▶ Exercise instructions
The full data must be written out exactly, with every line included.

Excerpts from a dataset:
+ + + +
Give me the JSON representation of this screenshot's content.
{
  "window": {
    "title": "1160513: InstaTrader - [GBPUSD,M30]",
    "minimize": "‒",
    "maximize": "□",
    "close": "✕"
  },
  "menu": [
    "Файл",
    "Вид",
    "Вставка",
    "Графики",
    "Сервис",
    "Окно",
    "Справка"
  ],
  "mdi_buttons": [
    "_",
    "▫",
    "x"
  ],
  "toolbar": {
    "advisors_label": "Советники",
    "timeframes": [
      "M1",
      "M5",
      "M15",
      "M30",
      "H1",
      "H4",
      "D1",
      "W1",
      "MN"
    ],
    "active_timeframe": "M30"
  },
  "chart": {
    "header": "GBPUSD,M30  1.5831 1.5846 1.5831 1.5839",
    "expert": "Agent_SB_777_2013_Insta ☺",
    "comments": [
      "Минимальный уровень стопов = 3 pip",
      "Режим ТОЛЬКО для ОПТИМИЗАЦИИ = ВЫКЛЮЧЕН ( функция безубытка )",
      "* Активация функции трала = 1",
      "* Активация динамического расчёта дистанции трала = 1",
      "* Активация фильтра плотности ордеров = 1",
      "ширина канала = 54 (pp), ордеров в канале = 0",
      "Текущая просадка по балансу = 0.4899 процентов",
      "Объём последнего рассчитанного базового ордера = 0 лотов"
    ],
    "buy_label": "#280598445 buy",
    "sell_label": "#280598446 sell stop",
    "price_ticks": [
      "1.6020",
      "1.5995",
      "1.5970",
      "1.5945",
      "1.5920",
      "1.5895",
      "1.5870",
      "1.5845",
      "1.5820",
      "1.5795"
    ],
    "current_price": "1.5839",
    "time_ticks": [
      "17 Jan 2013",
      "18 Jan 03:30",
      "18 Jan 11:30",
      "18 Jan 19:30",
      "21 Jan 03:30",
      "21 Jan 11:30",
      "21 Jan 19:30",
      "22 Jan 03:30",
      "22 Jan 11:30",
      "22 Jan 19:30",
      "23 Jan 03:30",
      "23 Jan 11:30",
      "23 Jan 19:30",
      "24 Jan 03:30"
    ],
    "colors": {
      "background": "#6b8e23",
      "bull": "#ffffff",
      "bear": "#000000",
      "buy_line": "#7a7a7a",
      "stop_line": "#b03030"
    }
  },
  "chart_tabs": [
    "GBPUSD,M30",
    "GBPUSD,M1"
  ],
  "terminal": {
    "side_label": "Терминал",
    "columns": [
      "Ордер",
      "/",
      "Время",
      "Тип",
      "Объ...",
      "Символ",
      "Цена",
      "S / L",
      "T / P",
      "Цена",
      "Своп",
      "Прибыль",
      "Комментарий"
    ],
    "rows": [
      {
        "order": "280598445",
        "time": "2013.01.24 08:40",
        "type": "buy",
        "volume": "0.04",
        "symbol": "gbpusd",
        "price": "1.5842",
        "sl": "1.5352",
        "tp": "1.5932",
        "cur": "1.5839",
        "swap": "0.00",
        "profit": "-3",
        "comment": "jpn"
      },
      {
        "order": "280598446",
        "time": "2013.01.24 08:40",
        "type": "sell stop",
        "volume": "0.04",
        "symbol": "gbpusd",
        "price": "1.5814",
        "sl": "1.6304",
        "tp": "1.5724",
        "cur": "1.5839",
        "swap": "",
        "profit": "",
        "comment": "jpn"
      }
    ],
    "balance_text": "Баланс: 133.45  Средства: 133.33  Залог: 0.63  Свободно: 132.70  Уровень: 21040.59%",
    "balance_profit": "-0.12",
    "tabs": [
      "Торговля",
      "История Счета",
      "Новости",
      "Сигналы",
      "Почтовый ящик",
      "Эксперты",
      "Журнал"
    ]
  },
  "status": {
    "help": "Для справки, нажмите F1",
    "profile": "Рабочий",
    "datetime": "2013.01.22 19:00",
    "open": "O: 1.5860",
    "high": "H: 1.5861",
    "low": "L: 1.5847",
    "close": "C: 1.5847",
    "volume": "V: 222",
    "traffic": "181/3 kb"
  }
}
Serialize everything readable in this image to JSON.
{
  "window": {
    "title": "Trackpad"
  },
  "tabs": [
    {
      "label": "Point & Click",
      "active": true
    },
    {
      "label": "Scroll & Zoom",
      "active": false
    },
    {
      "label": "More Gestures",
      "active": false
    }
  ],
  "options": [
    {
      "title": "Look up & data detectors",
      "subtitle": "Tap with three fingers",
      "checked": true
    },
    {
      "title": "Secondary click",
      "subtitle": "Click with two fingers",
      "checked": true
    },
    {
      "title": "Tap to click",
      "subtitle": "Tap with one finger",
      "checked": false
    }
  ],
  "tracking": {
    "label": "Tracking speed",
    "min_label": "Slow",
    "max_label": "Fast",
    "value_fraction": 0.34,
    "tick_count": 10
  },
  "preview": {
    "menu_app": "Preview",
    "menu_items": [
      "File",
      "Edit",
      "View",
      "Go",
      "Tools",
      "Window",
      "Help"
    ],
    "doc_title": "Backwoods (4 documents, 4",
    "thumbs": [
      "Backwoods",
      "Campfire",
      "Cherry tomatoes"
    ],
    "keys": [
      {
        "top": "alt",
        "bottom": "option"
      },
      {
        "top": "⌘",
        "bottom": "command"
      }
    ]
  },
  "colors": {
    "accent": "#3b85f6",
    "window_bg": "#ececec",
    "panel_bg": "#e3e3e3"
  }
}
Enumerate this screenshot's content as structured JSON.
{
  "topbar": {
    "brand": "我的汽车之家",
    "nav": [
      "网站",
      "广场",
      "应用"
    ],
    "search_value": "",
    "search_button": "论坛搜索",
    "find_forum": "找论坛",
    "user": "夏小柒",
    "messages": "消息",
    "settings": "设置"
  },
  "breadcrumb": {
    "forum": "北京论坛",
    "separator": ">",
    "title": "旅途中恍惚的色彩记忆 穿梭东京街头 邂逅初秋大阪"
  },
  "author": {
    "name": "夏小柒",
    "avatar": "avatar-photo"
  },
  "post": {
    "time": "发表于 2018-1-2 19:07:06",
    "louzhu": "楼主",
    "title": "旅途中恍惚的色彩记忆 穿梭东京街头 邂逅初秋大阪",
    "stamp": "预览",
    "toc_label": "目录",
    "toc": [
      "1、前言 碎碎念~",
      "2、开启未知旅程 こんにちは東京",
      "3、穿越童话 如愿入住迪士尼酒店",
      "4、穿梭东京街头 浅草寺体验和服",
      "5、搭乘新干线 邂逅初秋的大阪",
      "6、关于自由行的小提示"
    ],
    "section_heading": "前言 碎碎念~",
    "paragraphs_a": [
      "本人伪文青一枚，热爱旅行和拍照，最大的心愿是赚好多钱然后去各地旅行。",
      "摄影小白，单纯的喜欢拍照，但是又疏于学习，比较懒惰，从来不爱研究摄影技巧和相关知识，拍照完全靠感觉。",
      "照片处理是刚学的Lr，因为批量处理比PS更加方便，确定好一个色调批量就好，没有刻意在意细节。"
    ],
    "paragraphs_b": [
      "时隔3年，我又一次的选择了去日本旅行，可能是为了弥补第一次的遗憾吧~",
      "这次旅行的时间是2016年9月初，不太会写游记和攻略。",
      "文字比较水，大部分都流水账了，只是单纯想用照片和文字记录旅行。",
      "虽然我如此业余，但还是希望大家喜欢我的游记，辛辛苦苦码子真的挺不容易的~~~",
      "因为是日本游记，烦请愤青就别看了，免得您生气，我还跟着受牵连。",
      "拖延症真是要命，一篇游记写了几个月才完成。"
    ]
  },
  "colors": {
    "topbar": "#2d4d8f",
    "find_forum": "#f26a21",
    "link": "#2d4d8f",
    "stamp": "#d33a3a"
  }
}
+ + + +
▶ Solution to the problem
Give me the JSON representation of this screenshot's content.
{
  "window": {
    "title": "1160513: InstaTrader - [GBPUSD,M30]",
    "minimize": "‒",
    "maximize": "□",
    "close": "✕"
  },
  "menu": [
    "Файл",
    "Вид",
    "Вставка",
    "Графики",
    "Сервис",
    "Окно",
    "Справка"
  ],
  "mdi_buttons": [
    "_",
    "▫",
    "x"
  ],
  "toolbar": {
    "advisors_label": "Советники",
    "timeframes": [
      "M1",
      "M5",
      "M15",
      "M30",
      "H1",
      "H4",
      "D1",
      "W1",
      "MN"
    ],
    "active_timeframe": "M30"
  },
  "chart": {
    "header": "GBPUSD,M30  1.5831 1.5846 1.5831 1.5839",
    "expert": "Agent_SB_777_2013_Insta ☺",
    "comments": [
      "Минимальный уровень стопов = 3 pip",
      "Режим ТОЛЬКО для ОПТИМИЗАЦИИ = ВЫКЛЮЧЕН ( функция безубытка )",
      "* Активация функции трала = 1",
      "* Активация динамического расчёта дистанции трала = 1",
      "* Активация фильтра плотности ордеров = 1",
      "ширина канала = 54 (pp), ордеров в канале = 0",
      "Текущая просадка по балансу = 0.4899 процентов",
      "Объём последнего рассчитанного базового ордера = 0 лотов"
    ],
    "buy_label": "#280598445 buy",
    "sell_label": "#280598446 sell stop",
    "price_ticks": [
      "1.6020",
      "1.5995",
      "1.5970",
      "1.5945",
      "1.5920",
      "1.5895",
      "1.5870",
      "1.5845",
      "1.5820",
      "1.5795"
    ],
    "current_price": "1.5839",
    "time_ticks": [
      "17 Jan 2013",
      "18 Jan 03:30",
      "18 Jan 11:30",
      "18 Jan 19:30",
      "21 Jan 03:30",
      "21 Jan 11:30",
      "21 Jan 19:30",
      "22 Jan 03:30",
      "22 Jan 11:30",
      "22 Jan 19:30",
      "23 Jan 03:30",
      "23 Jan 11:30",
      "23 Jan 19:30",
      "24 Jan 03:30"
    ],
    "colors": {
      "background": "#6b8e23",
      "bull": "#ffffff",
      "bear": "#000000",
      "buy_line": "#7a7a7a",
      "stop_line": "#b03030"
    }
  },
  "chart_tabs": [
    "GBPUSD,M30",
    "GBPUSD,M1"
  ],
  "terminal": {
    "side_label": "Терминал",
    "columns": [
      "Ордер",
      "/",
      "Время",
      "Тип",
      "Объ...",
      "Символ",
      "Цена",
      "S / L",
      "T / P",
      "Цена",
      "Своп",
      "Прибыль",
      "Комментарий"
    ],
    "rows": [
      {
        "order": "280598445",
        "time": "2013.01.24 08:40",
        "type": "buy",
        "volume": "0.04",
        "symbol": "gbpusd",
        "price": "1.5842",
        "sl": "1.5352",
        "tp": "1.5932",
        "cur": "1.5839",
        "swap": "0.00",
        "profit": "-3",
        "comment": "jpn"
      },
      {
        "order": "280598446",
        "time": "2013.01.24 08:40",
        "type": "sell stop",
        "volume": "0.04",
        "symbol": "gbpusd",
        "price": "1.5814",
        "sl": "1.6304",
        "tp": "1.5724",
        "cur": "1.5839",
        "swap": "",
        "profit": "",
        "comment": "jpn"
      }
    ],
    "balance_text": "Баланс: 133.45  Средства: 133.33  Залог: 0.63  Свободно: 132.70  Уровень: 21040.59%",
    "balance_profit": "-0.12",
    "tabs": [
      "Торговля",
      "История Счета",
      "Новости",
      "Сигналы",
      "Почтовый ящик",
      "Эксперты",
      "Журнал"
    ]
  },
  "status": {
    "help": "Для справки, нажмите F1",
    "profile": "Рабочий",
    "datetime": "2013.01.22 19:00",
    "open": "O: 1.5860",
    "high": "H: 1.5861",
    "low": "L: 1.5847",
    "close": "C: 1.5847",
    "volume": "V: 222",
    "traffic": "181/3 kb"
  }
}
Serialize everything readable in this image to JSON.
{
  "window": {
    "title": "Trackpad"
  },
  "tabs": [
    {
      "label": "Point & Click",
      "active": true
    },
    {
      "label": "Scroll & Zoom",
      "active": false
    },
    {
      "label": "More Gestures",
      "active": false
    }
  ],
  "options": [
    {
      "title": "Look up & data detectors",
      "subtitle": "Tap with three fingers",
      "checked": true
    },
    {
      "title": "Secondary click",
      "subtitle": "Click with two fingers",
      "checked": true
    },
    {
      "title": "Tap to click",
      "subtitle": "Tap with one finger",
      "checked": false
    }
  ],
  "tracking": {
    "label": "Tracking speed",
    "min_label": "Slow",
    "max_label": "Fast",
    "value_fraction": 0.34,
    "tick_count": 10
  },
  "preview": {
    "menu_app": "Preview",
    "menu_items": [
      "File",
      "Edit",
      "View",
      "Go",
      "Tools",
      "Window",
      "Help"
    ],
    "doc_title": "Backwoods (4 documents, 4",
    "thumbs": [
      "Backwoods",
      "Campfire",
      "Cherry tomatoes"
    ],
    "keys": [
      {
        "top": "alt",
        "bottom": "option"
      },
      {
        "top": "⌘",
        "bottom": "command"
      }
    ]
  },
  "colors": {
    "accent": "#3b85f6",
    "window_bg": "#ececec",
    "panel_bg": "#e3e3e3"
  }
}
Enumerate this screenshot's content as structured JSON.
{
  "topbar": {
    "brand": "我的汽车之家",
    "nav": [
      "网站",
      "广场",
      "应用"
    ],
    "search_value": "",
    "search_button": "论坛搜索",
    "find_forum": "找论坛",
    "user": "夏小柒",
    "messages": "消息",
    "settings": "设置"
  },
  "breadcrumb": {
    "forum": "北京论坛",
    "separator": ">",
    "title": "旅途中恍惚的色彩记忆 穿梭东京街头 邂逅初秋大阪"
  },
  "author": {
    "name": "夏小柒",
    "avatar": "avatar-photo"
  },
  "post": {
    "time": "发表于 2018-1-2 19:07:06",
    "louzhu": "楼主",
    "title": "旅途中恍惚的色彩记忆 穿梭东京街头 邂逅初秋大阪",
    "stamp": "预览",
    "toc_label": "目录",
    "toc": [
      "1、前言 碎碎念~",
      "2、开启未知旅程 こんにちは東京",
      "3、穿越童话 如愿入住迪士尼酒店",
      "4、穿梭东京街头 浅草寺体验和服",
      "5、搭乘新干线 邂逅初秋的大阪",
      "6、关于自由行的小提示"
    ],
    "section_heading": "前言 碎碎念~",
    "paragraphs_a": [
      "本人伪文青一枚，热爱旅行和拍照，最大的心愿是赚好多钱然后去各地旅行。",
      "摄影小白，单纯的喜欢拍照，但是又疏于学习，比较懒惰，从来不爱研究摄影技巧和相关知识，拍照完全靠感觉。",
      "照片处理是刚学的Lr，因为批量处理比PS更加方便，确定好一个色调批量就好，没有刻意在意细节。"
    ],
    "paragraphs_b": [
      "时隔3年，我又一次的选择了去日本旅行，可能是为了弥补第一次的遗憾吧~",
      "这次旅行的时间是2016年9月初，不太会写游记和攻略。",
      "文字比较水，大部分都流水账了，只是单纯想用照片和文字记录旅行。",
      "虽然我如此业余，但还是希望大家喜欢我的游记，辛辛苦苦码子真的挺不容易的~~~",
      "因为是日本游记，烦请愤青就别看了，免得您生气，我还跟着受牵连。",
      "拖延症真是要命，一篇游记写了几个月才完成。"
    ]
  },
  "colors": {
    "topbar": "#2d4d8f",
    "find_forum": "#f26a21",
    "link": "#2d4d8f",
    "stamp": "#d33a3a"
  }
}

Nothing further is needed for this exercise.